Responsive Ad Slot




Buhay Pinay



Philippine News

Join us at Facebook!

Filipino DHs turn to guitar playing to relieve stress and grief

27 September 2021

By Vir B. Lumicao 

The enthusiastic students squat on the pavement as they strum the blues away

They may not get to attain the stature of Eric Clapton or Santana, but under a bridge below IFC One in Central, about 20 migrant domestic helpers are happy enough to just play the guitar every Sunday, as they try to strum their worries away. 

The ensemble may not be that young, but its members exude the youthful enthusiasm of those just starting to create music with their new instruments under the watchful eye of their fellow worker who is behind the project, Baby Jean de Leon.
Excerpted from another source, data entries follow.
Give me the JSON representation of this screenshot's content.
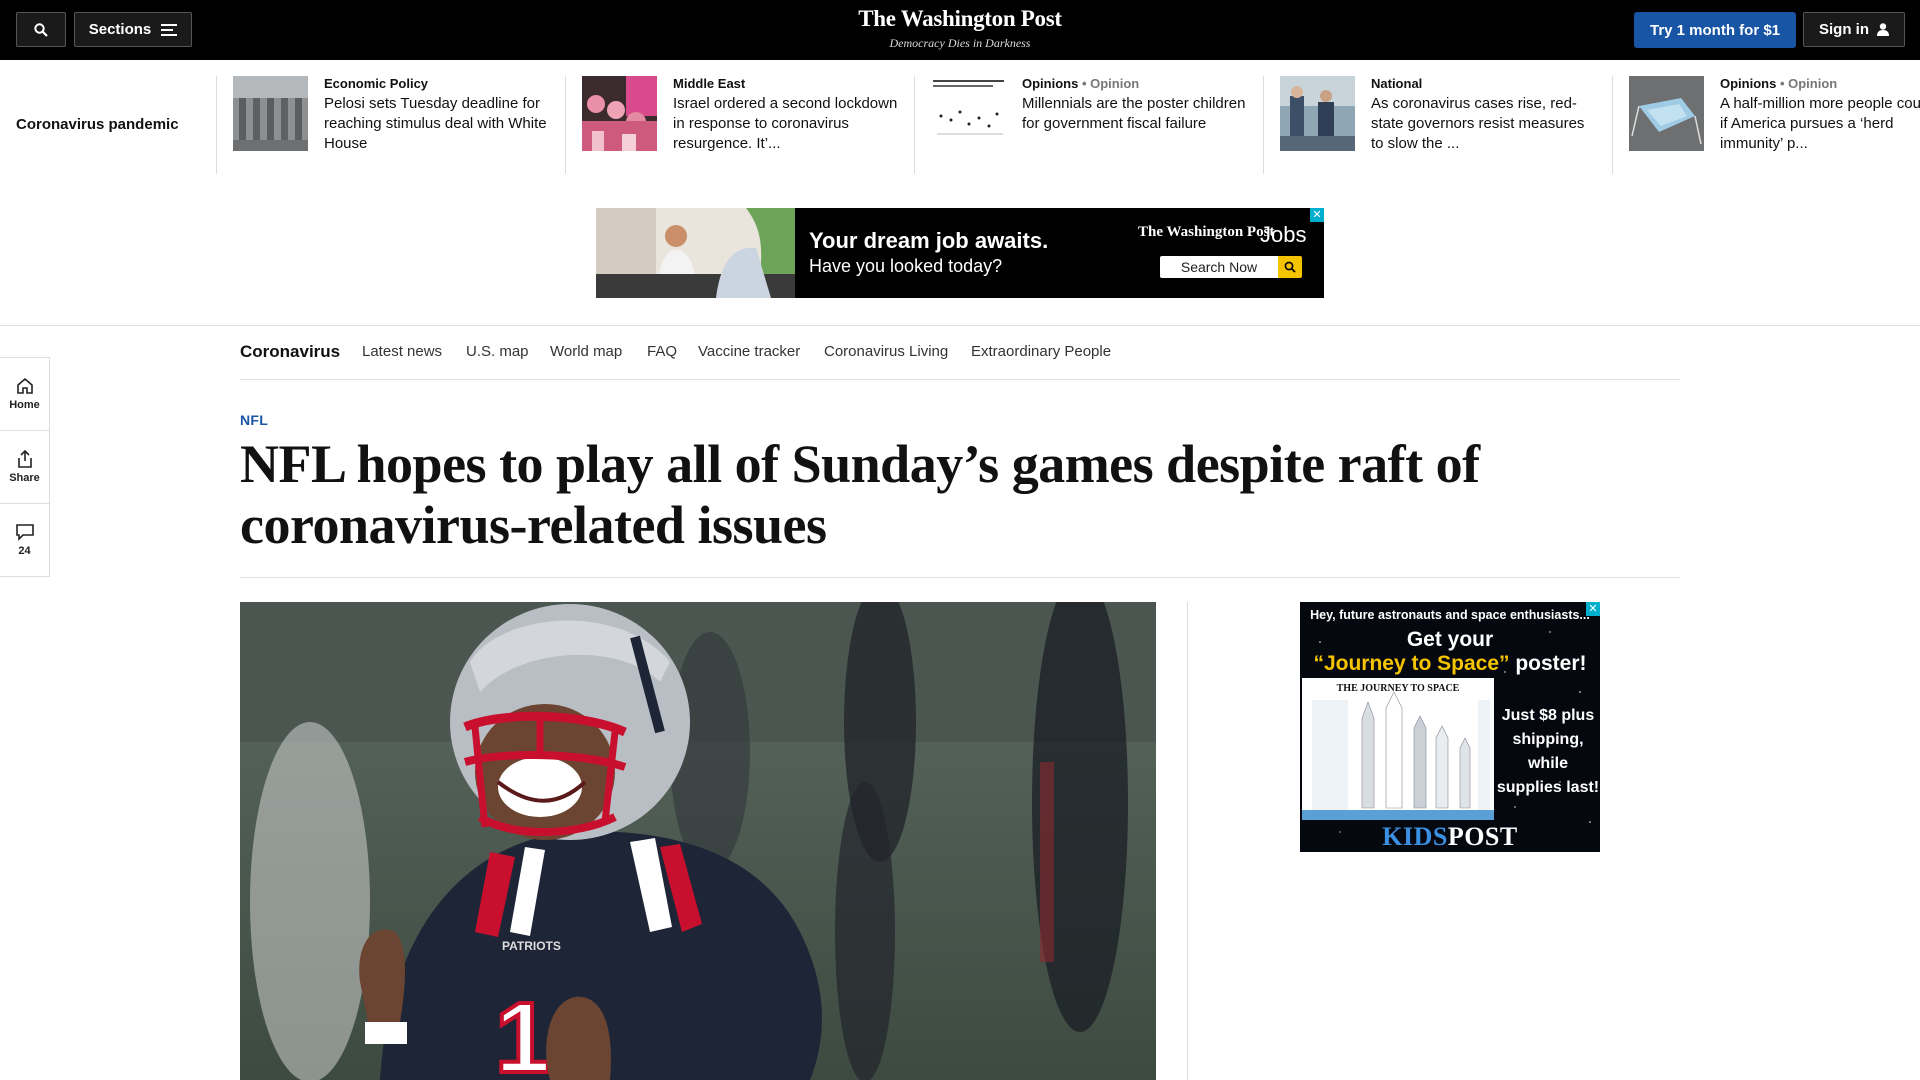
{
  "header": {
    "sections_label": "Sections",
    "logo": "The Washington Post",
    "tagline": "Democracy Dies in Darkness",
    "try_label": "Try 1 month for $1",
    "signin_label": "Sign in",
    "accent": "#1955a5"
  },
  "strip": {
    "title": "Coronavirus pandemic",
    "items": [
      {
        "kicker": "Economic Policy",
        "opinion": "",
        "headline": "Pelosi sets Tuesday deadline for reaching stimulus deal with White House"
      },
      {
        "kicker": "Middle East",
        "opinion": "",
        "headline": "Israel ordered a second lockdown in response to coronavirus resurgence. It’..."
      },
      {
        "kicker": "Opinions",
        "opinion": "• Opinion",
        "headline": "Millennials are the poster children for government fiscal failure"
      },
      {
        "kicker": "National",
        "opinion": "",
        "headline": "As coronavirus cases rise, red-state governors resist measures to slow the ..."
      },
      {
        "kicker": "Opinions",
        "opinion": "• Opinion",
        "headline": "A half-million more people cou die if America pursues a ‘herd immunity’ p..."
      }
    ]
  },
  "ad_jobs": {
    "line1": "Your dream job awaits.",
    "line2": "Have you looked today?",
    "brand": "The Washington Post",
    "jobs_word": "Jobs",
    "search_label": "Search Now"
  },
  "subnav": {
    "items": [
      "Coronavirus",
      "Latest news",
      "U.S. map",
      "World map",
      "FAQ",
      "Vaccine tracker",
      "Coronavirus Living",
      "Extraordinary People"
    ]
  },
  "rail": {
    "home": "Home",
    "share": "Share",
    "comments": "24"
  },
  "article": {
    "kicker": "NFL",
    "headline": "NFL hopes to play all of Sunday’s games despite raft of coronavirus-related issues"
  },
  "ad_kids": {
    "top_line": "Hey, future astronauts and space enthusiasts...",
    "get_your": "Get your",
    "title_quote": "“Journey to Space”",
    "title_rest": " poster!",
    "poster_title": "THE JOURNEY TO SPACE",
    "price_lines": "Just $8 plus shipping, while supplies last!",
    "logo_kids": "KIDS",
    "logo_post": "POST"
  }
}
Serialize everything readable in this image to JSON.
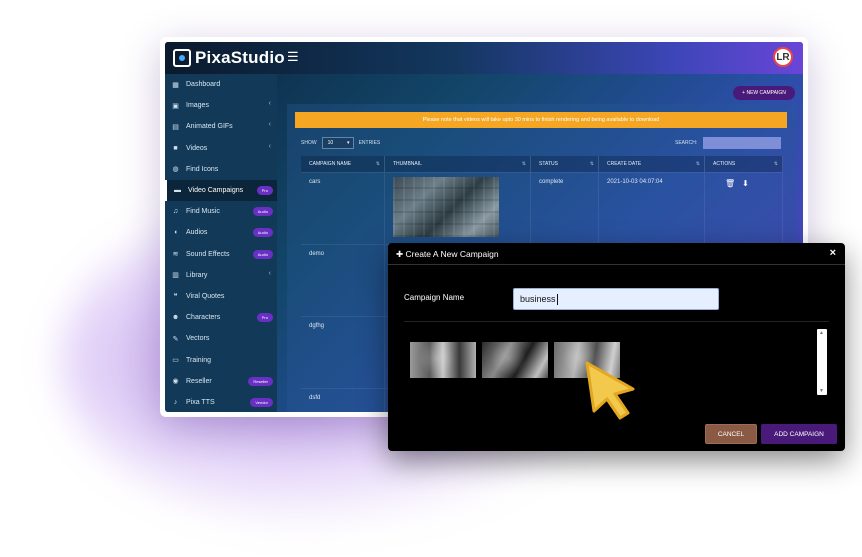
{
  "app": {
    "brand": "PixaStudio",
    "avatar_initials": "LR"
  },
  "sidebar": {
    "items": [
      {
        "label": "Dashboard",
        "icon": "dashboard-icon",
        "badge": "",
        "chevron": false,
        "active": false
      },
      {
        "label": "Images",
        "icon": "image-icon",
        "badge": "",
        "chevron": true,
        "active": false
      },
      {
        "label": "Animated GIFs",
        "icon": "film-icon",
        "badge": "",
        "chevron": true,
        "active": false
      },
      {
        "label": "Videos",
        "icon": "video-icon",
        "badge": "",
        "chevron": true,
        "active": false
      },
      {
        "label": "Find Icons",
        "icon": "palette-icon",
        "badge": "",
        "chevron": false,
        "active": false
      },
      {
        "label": "Video Campaigns",
        "icon": "folder-icon",
        "badge": "Pro",
        "chevron": false,
        "active": true
      },
      {
        "label": "Find Music",
        "icon": "music-icon",
        "badge": "Audio",
        "chevron": false,
        "active": false
      },
      {
        "label": "Audios",
        "icon": "headphones-icon",
        "badge": "Audio",
        "chevron": false,
        "active": false
      },
      {
        "label": "Sound Effects",
        "icon": "sound-effects-icon",
        "badge": "Audio",
        "chevron": false,
        "active": false
      },
      {
        "label": "Library",
        "icon": "library-icon",
        "badge": "",
        "chevron": true,
        "active": false
      },
      {
        "label": "Viral Quotes",
        "icon": "quote-icon",
        "badge": "",
        "chevron": false,
        "active": false
      },
      {
        "label": "Characters",
        "icon": "character-icon",
        "badge": "Pro",
        "chevron": false,
        "active": false
      },
      {
        "label": "Vectors",
        "icon": "brush-icon",
        "badge": "",
        "chevron": false,
        "active": false
      },
      {
        "label": "Training",
        "icon": "monitor-icon",
        "badge": "",
        "chevron": false,
        "active": false
      },
      {
        "label": "Reseller",
        "icon": "users-icon",
        "badge": "Reseller",
        "chevron": false,
        "active": false
      },
      {
        "label": "Pixa TTS",
        "icon": "mic-icon",
        "badge": "Vendor",
        "chevron": false,
        "active": false
      }
    ]
  },
  "main": {
    "new_campaign_label": "+ NEW CAMPAIGN",
    "notice": "Please note that videos will take upto 30 mins to finish rendering and being available to download",
    "show_label": "SHOW",
    "entries_value": "10",
    "entries_label": "ENTRIES",
    "search_label": "SEARCH:",
    "columns": [
      "CAMPAIGN NAME",
      "THUMBNAIL",
      "STATUS",
      "CREATE DATE",
      "ACTIONS"
    ],
    "rows": [
      {
        "name": "cars",
        "status": "complete",
        "date": "2021-10-03 04:07:04"
      },
      {
        "name": "demo",
        "status": "",
        "date": ""
      },
      {
        "name": "dgfhg",
        "status": "",
        "date": ""
      },
      {
        "name": "dsfd",
        "status": "",
        "date": ""
      }
    ]
  },
  "modal": {
    "title": "Create A New Campaign",
    "close_label": "×",
    "field_label": "Campaign Name",
    "field_value": "business",
    "cancel_label": "CANCEL",
    "add_label": "ADD CAMPAIGN"
  },
  "colors": {
    "accent": "#4a1a7a",
    "notice": "#f5a623",
    "cancel": "#8b5a45",
    "cursor": "#f2c94c"
  }
}
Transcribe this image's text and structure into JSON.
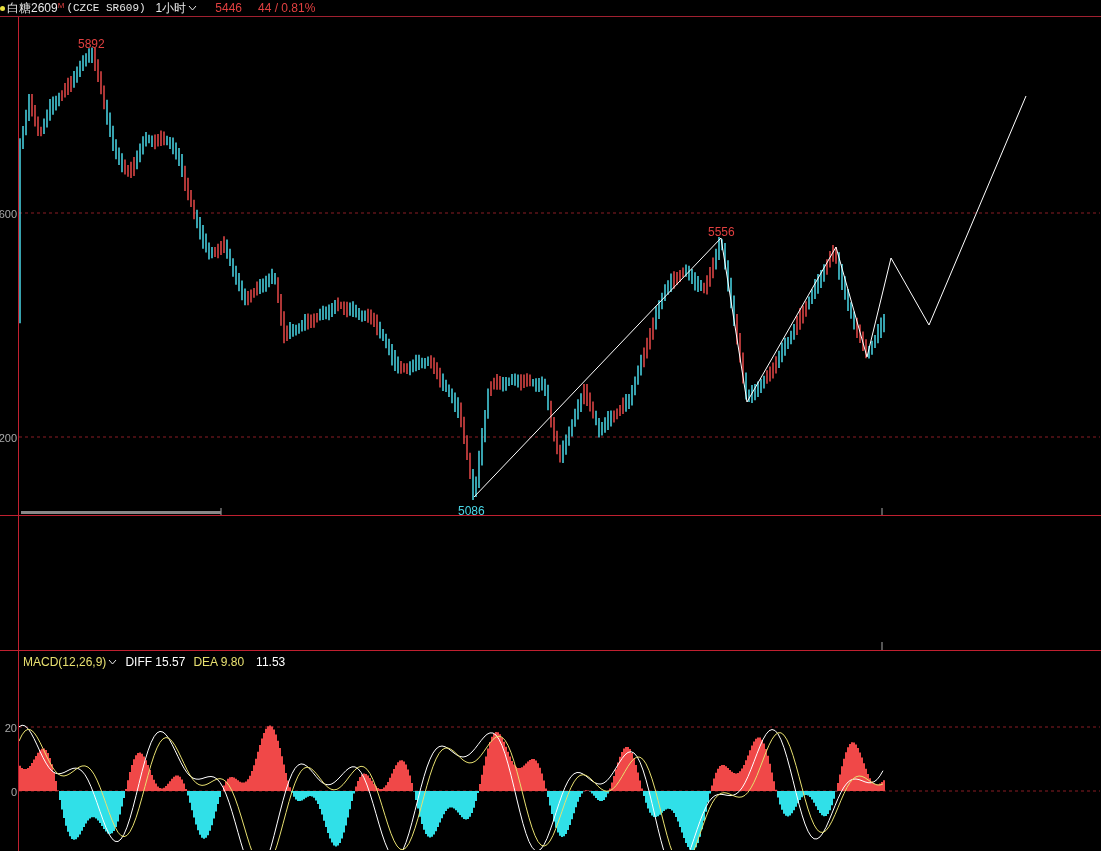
{
  "header": {
    "symbol": "白糖2609",
    "badge": "M",
    "code": "(CZCE SR609)",
    "period": "1小时",
    "price": "5446",
    "change": "44 / 0.81%"
  },
  "price_pane": {
    "axis_labels": [
      "600",
      "200"
    ],
    "high_label": "5892",
    "peak_label": "5556",
    "low_label": "5086"
  },
  "macd_pane": {
    "title": "MACD(12,26,9)",
    "diff": "DIFF 15.57",
    "dea": "DEA 9.80",
    "value": "11.53",
    "axis_labels": [
      "20",
      "0"
    ]
  }
}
The 49-year-old De Leon, an administrator of the online group Domestic Workers Corner, said she started the guitar-playing project on Apr 18 this year as a means to provide domestic helpers in Hong Kong a diversion from the stressful work.

Call us!

“Naisipan kong itayo ang grupo dahil sa pagkakaalam ko, ang music ay nakakaalis ng stress sa amo,” said De Leon, who admits she is re-learning the guitar as she had long stopped playing it. (I thought of forming this group because, as far as I know, music can relieve a worker’s stress from her employer).

“Sa pamamagitan nito, kaming mga OFW ay magkakaroon ng peace of mind tuwing araw ng Linggo,” she said. (This way, we OFWs can have peace of mind on Sundays.)

De Leon says guitar-playing helps soothe mind and body

She said helpers like her look for activities that divert them from daily chores, and guitar playing under the bridge is more relaxing than hanging out in Central or other places on their rest day. It can also help bring out their hidden talent in music.


A fellow FDH helps teach the basics of guitar-playing to students, but De Leon is always around to lend a hand and supervise the group.

Yan Yan B. Obusan, 36, who joined the class on its first day, said guitar-playing drives away her loneliness, especially after losing her father to illness at the weekend.


The sessions revived her interest in the guitar, which she used to play in her high school days in San Mateo, Isabela. Her brothers’ fondness for music also rubbed off on her. This time, however, she has a deeper reason for playing the guitar.

“Mas lalo ko pong gustong matuto ng gitara ngayon at gusto kong alayan ng kanta ang father kong pumanaw po nung nakaraang araw,” said Obusan. (The more I want to learn how to play the guitar because I want to offer a song to my father, who died yesterday.)


Another student, Babyjane Estabillo, 42, said watching her father play their neighbor’s guitar when she was young inspired her to learn the skill. But when she got married, she forgot about that dream.

Then she came to Hong Kong more than five years ago and by chance she met her old friend De Leon, who revived her interest in learning how to play.

Tunghayan ang isa na namang Kwentong Dream Love

“Kaya po dito natupad ang pangarap na bukod sa matututo na akong maggitara, nakabili na rin po ako ng sarili kong gitara,” Estabillo said. (It’s here where I realized my dream of playing the guitar and have also bought my own guitar.)

Another dream of hers came true last Wednesday when she among those picked by DWC for its guitar recording project for Youtube, Estabillo said.

A student focuses on her music sheet, oblivious to passersby 

Thanks to the easy availability of musical instruments in Hong Kong where people start playing them in primary school, it’s not difficult for FDWs to have a guitar of their own.

Guitar prices in Hong Kong are fairly priced. Those who want a brand-new instrument can go to a Tom Lee or Parsons shop and pick up a good one for about $600 and up.

Those with a smaller budget can buy a well-kept, quality instrument on the second-hand market, where a lacquered Toyama sells for $250 or even lower. But if the timing is right, one can have a guitar for free if somebody on their block decides to chuck one out.

Anyone interested in guitar playing can join the morning tutoring session from 9am to 12 noon or the afternoon session from 1pm to 4pm on Sunday, the rest day for most of the 200,000 Filipino domestic workers in Hong Kong.

To join the tutoring session, one can register as a member for $50. Attending each session costs $20, which is spent looking for new pieces to play, photocopy and share during the Sunday sessions.

The group is just six months old, but it has already attracted more than 50 students, many of them eager to learn to play the guitar but do not have the financial capacity to join lessons run by professional musicians.

De Leon said that after the morning session, the students are free to hang around and continue practicing.

"Natutuwa sila rito dahil hindi lang sila natututo sa paggigitara, nagkakaroon din sila ng mga bagong kaibigan,” said De Leon. (They’re glad to be here because they not only learn how to play the guitar, they also gain a lot of friends.)

When the students get to a stage where they can already play a tune on their guitars, they’ll be ready for graduation. A ceremony will be held where a certificate of attendance will be given to each student.

(Those interested to join may send a message to Baby Jean de Leon on Facebook, or through the DWC accounts)


Don't Miss